Entries from a dataset of interfaces
╔══
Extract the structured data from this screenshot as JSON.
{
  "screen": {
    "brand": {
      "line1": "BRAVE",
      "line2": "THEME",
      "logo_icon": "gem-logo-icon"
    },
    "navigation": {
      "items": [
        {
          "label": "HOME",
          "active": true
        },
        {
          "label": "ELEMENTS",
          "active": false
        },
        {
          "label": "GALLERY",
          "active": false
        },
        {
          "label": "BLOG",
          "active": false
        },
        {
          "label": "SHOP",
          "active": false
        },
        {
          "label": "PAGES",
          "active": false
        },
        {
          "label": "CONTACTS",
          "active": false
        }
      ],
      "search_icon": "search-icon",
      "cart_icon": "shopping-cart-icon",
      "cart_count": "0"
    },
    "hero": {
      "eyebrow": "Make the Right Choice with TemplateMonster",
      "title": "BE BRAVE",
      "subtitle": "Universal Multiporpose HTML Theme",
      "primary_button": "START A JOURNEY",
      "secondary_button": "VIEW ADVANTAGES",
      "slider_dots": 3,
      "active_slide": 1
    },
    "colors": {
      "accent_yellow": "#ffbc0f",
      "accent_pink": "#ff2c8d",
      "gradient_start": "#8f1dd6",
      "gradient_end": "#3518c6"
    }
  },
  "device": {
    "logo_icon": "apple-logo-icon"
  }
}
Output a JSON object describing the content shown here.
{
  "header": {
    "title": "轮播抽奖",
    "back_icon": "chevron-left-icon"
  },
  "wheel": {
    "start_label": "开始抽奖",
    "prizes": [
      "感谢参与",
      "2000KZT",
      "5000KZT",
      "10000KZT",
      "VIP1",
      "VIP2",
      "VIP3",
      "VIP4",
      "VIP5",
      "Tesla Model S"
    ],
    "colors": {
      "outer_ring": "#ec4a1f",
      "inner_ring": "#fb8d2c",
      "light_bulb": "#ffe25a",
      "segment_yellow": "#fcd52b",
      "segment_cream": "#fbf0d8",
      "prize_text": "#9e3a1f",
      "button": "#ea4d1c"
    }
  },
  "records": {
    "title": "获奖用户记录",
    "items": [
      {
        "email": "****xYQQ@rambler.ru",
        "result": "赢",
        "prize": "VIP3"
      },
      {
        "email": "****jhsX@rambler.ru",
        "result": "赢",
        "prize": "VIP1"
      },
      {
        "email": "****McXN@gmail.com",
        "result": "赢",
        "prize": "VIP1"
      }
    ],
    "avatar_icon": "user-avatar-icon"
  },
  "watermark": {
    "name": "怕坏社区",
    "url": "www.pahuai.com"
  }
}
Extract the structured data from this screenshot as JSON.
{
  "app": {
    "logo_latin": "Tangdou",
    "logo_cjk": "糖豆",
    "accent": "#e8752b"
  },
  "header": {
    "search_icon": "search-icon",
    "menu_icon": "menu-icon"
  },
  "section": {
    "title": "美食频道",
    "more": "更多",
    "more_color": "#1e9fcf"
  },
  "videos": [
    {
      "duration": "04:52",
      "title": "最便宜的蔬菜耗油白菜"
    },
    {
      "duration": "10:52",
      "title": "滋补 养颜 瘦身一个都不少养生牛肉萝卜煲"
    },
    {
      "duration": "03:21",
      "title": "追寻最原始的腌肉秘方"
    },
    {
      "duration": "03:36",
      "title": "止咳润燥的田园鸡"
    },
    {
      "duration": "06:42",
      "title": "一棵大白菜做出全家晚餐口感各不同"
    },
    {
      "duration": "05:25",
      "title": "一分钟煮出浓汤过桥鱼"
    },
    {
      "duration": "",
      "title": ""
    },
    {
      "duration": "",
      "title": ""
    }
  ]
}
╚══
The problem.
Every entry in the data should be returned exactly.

Problem solution.
Extract the structured data from this screenshot as JSON.
{
  "screen": {
    "brand": {
      "line1": "BRAVE",
      "line2": "THEME",
      "logo_icon": "gem-logo-icon"
    },
    "navigation": {
      "items": [
        {
          "label": "HOME",
          "active": true
        },
        {
          "label": "ELEMENTS",
          "active": false
        },
        {
          "label": "GALLERY",
          "active": false
        },
        {
          "label": "BLOG",
          "active": false
        },
        {
          "label": "SHOP",
          "active": false
        },
        {
          "label": "PAGES",
          "active": false
        },
        {
          "label": "CONTACTS",
          "active": false
        }
      ],
      "search_icon": "search-icon",
      "cart_icon": "shopping-cart-icon",
      "cart_count": "0"
    },
    "hero": {
      "eyebrow": "Make the Right Choice with TemplateMonster",
      "title": "BE BRAVE",
      "subtitle": "Universal Multiporpose HTML Theme",
      "primary_button": "START A JOURNEY",
      "secondary_button": "VIEW ADVANTAGES",
      "slider_dots": 3,
      "active_slide": 1
    },
    "colors": {
      "accent_yellow": "#ffbc0f",
      "accent_pink": "#ff2c8d",
      "gradient_start": "#8f1dd6",
      "gradient_end": "#3518c6"
    }
  },
  "device": {
    "logo_icon": "apple-logo-icon"
  }
}
Output a JSON object describing the content shown here.
{
  "header": {
    "title": "轮播抽奖",
    "back_icon": "chevron-left-icon"
  },
  "wheel": {
    "start_label": "开始抽奖",
    "prizes": [
      "感谢参与",
      "2000KZT",
      "5000KZT",
      "10000KZT",
      "VIP1",
      "VIP2",
      "VIP3",
      "VIP4",
      "VIP5",
      "Tesla Model S"
    ],
    "colors": {
      "outer_ring": "#ec4a1f",
      "inner_ring": "#fb8d2c",
      "light_bulb": "#ffe25a",
      "segment_yellow": "#fcd52b",
      "segment_cream": "#fbf0d8",
      "prize_text": "#9e3a1f",
      "button": "#ea4d1c"
    }
  },
  "records": {
    "title": "获奖用户记录",
    "items": [
      {
        "email": "****xYQQ@rambler.ru",
        "result": "赢",
        "prize": "VIP3"
      },
      {
        "email": "****jhsX@rambler.ru",
        "result": "赢",
        "prize": "VIP1"
      },
      {
        "email": "****McXN@gmail.com",
        "result": "赢",
        "prize": "VIP1"
      }
    ],
    "avatar_icon": "user-avatar-icon"
  },
  "watermark": {
    "name": "怕坏社区",
    "url": "www.pahuai.com"
  }
}
Extract the structured data from this screenshot as JSON.
{
  "app": {
    "logo_latin": "Tangdou",
    "logo_cjk": "糖豆",
    "accent": "#e8752b"
  },
  "header": {
    "search_icon": "search-icon",
    "menu_icon": "menu-icon"
  },
  "section": {
    "title": "美食频道",
    "more": "更多",
    "more_color": "#1e9fcf"
  },
  "videos": [
    {
      "duration": "04:52",
      "title": "最便宜的蔬菜耗油白菜"
    },
    {
      "duration": "10:52",
      "title": "滋补 养颜 瘦身一个都不少养生牛肉萝卜煲"
    },
    {
      "duration": "03:21",
      "title": "追寻最原始的腌肉秘方"
    },
    {
      "duration": "03:36",
      "title": "止咳润燥的田园鸡"
    },
    {
      "duration": "06:42",
      "title": "一棵大白菜做出全家晚餐口感各不同"
    },
    {
      "duration": "05:25",
      "title": "一分钟煮出浓汤过桥鱼"
    },
    {
      "duration": "",
      "title": ""
    },
    {
      "duration": "",
      "title": ""
    }
  ]
}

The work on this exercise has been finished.